FPL seeks limit of $200M
By SCOTT ANDRON
Electric companies stand to be among the biggest winners from the stimulus act.
Creating “a framework for clean, efficient, American energy” is one of the key goals listed on the official stimulus website, recovery.gov.
Of the act’s $787 billion total, nearly $39 billion will be distributed by the Energy Department. Energy efficiency and renewable-energy projects such as solar and wind power will make up nearly half of that.
Florida Power & Light has asked for $200 million — the most any one company can receive — under the stimulus’ Smart Grid Investment Grant program. That figure is just for the utility, however. Other branches of FPL Group, like its NextEra alternative energy venture, may apply separately, said Yanet Sanchez, a spokeswoman for the utility.

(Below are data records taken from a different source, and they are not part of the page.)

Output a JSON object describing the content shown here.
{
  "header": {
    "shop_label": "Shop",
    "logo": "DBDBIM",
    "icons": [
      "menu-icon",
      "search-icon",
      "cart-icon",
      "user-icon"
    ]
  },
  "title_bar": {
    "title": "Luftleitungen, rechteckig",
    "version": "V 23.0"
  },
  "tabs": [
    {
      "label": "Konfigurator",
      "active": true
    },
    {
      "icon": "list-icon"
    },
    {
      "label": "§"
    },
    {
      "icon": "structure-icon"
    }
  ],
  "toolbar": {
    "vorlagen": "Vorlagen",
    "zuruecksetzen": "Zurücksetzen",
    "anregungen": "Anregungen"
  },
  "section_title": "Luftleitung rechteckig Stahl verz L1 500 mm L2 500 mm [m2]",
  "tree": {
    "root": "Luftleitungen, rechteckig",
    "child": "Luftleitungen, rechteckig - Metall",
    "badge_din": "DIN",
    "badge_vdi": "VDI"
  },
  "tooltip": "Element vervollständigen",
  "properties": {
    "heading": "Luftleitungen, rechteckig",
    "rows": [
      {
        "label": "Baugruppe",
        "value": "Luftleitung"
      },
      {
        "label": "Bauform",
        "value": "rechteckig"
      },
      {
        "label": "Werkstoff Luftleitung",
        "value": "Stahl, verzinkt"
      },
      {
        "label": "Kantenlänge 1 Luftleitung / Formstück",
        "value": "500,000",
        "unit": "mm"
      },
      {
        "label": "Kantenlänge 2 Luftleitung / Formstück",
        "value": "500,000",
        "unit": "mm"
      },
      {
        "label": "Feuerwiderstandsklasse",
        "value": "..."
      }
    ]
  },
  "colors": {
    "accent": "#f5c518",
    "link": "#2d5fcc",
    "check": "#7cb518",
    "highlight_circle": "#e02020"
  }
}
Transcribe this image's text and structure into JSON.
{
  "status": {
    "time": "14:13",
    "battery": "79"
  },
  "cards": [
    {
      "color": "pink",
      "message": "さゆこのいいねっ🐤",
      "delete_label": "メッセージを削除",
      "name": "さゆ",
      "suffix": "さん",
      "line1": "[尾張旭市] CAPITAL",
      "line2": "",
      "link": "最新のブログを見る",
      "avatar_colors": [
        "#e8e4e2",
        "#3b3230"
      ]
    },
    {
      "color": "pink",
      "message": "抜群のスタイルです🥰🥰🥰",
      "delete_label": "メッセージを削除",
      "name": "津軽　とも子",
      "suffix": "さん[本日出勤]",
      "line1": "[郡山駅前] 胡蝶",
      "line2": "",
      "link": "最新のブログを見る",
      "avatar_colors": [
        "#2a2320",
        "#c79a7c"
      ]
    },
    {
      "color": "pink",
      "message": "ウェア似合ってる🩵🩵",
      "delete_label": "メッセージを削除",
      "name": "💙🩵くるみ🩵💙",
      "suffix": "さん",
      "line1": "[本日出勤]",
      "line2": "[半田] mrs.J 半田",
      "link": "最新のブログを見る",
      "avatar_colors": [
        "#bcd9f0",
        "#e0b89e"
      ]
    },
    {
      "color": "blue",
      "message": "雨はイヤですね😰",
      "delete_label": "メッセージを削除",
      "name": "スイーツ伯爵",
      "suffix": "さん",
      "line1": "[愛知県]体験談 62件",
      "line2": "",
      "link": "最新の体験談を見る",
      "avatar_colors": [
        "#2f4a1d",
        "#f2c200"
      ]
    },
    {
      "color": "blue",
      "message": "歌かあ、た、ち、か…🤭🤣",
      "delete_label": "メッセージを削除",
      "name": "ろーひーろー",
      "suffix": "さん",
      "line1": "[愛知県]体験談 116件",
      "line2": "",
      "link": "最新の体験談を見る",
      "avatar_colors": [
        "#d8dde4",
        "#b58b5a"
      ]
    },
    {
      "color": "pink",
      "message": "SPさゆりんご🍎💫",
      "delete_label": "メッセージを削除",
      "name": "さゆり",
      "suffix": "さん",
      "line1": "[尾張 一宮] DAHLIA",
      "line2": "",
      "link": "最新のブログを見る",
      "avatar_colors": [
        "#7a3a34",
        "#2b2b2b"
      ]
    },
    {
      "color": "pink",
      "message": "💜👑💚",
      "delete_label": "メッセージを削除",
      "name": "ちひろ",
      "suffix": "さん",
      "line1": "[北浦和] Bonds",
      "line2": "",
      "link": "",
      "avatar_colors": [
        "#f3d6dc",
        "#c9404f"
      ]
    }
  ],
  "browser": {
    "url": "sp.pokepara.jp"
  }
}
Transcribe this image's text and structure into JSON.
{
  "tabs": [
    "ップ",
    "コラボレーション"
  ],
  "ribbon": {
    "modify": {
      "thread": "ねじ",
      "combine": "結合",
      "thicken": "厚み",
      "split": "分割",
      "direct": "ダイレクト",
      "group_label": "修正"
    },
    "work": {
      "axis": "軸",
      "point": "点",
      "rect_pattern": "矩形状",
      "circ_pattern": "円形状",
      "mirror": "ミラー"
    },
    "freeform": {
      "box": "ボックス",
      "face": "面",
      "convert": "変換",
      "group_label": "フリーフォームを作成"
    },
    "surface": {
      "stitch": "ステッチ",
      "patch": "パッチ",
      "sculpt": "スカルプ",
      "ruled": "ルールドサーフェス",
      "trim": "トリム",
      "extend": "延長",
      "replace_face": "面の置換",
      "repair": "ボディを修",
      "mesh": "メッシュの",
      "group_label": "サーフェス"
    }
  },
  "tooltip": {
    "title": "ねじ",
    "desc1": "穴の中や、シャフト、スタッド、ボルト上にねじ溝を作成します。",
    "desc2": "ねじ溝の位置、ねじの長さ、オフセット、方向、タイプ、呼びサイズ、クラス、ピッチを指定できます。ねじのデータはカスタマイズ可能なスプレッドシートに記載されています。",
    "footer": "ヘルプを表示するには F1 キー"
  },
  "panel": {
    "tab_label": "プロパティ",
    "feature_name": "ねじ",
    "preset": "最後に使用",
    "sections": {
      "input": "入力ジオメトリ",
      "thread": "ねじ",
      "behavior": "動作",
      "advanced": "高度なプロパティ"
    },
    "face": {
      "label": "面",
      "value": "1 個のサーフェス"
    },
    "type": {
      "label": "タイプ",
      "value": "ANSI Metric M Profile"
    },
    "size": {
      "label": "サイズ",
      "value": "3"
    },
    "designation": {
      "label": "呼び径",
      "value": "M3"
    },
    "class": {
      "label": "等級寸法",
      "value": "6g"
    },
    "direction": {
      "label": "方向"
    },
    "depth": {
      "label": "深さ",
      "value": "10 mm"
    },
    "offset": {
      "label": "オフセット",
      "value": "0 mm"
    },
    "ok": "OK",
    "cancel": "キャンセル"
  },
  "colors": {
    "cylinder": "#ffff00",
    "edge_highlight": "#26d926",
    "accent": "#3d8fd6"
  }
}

Much of the stimulus-funded work would be done by outside contractors, putting thousands of people to work.
Applying for the grants was a major undertaking for FPL, requiring coordination among departments as diverse as engineering, finance, legal, government relations, environmental, logistics and supply chain and information technology. Included with the application were more than 60 letters of support from elected officials, environmental groups and nonprofit organizations, the company said.

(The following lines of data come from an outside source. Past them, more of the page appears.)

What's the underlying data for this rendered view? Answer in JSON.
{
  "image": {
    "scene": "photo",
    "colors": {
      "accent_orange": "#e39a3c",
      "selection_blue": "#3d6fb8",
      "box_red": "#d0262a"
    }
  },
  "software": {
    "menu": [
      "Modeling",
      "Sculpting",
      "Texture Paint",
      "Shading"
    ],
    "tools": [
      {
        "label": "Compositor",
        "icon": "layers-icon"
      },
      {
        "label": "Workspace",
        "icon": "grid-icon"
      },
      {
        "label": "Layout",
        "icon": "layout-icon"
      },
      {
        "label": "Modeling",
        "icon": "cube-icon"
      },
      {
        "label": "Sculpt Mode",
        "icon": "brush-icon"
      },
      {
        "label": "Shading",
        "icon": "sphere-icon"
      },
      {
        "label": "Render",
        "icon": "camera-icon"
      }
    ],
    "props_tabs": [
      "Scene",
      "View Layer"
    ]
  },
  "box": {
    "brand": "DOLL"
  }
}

About 400 companies and energy providers have submitted applications for the roughly $3.4 billion available through the smart grid grant program. If FPL gets the full grant, here’s how it would be used:
• Smart meters: These allow customers to monitor usage by the hours, so they can estimate how much energy various appliances use. FPL also is testing technology that would, for example, enable customers to use a cellphone to turn off appliances when they aren’t needed.
The company previously announced plans to install the meters — which allow customers to monitor usage by the hour — throughout Miami-Dade. If the grants come through, the program will expand to Broward, for a total of 2.6 million meters by 2011. The company would use its own money to put smart meters in its remaining service areas by 2014, Sanchez said.
Without the grants, the company would still install the smart meters but at a slower pace.
• Electric network upgrades: The company also has asked for stimulus aid to upgrade its electric network to better resist storms, run more cleanly and identify and fix problems more quickly.
• Solar panels, cars: FPL’s application also includes money for solar panels on some municipal and school buildings, and for 300 plug-in hybrid cars.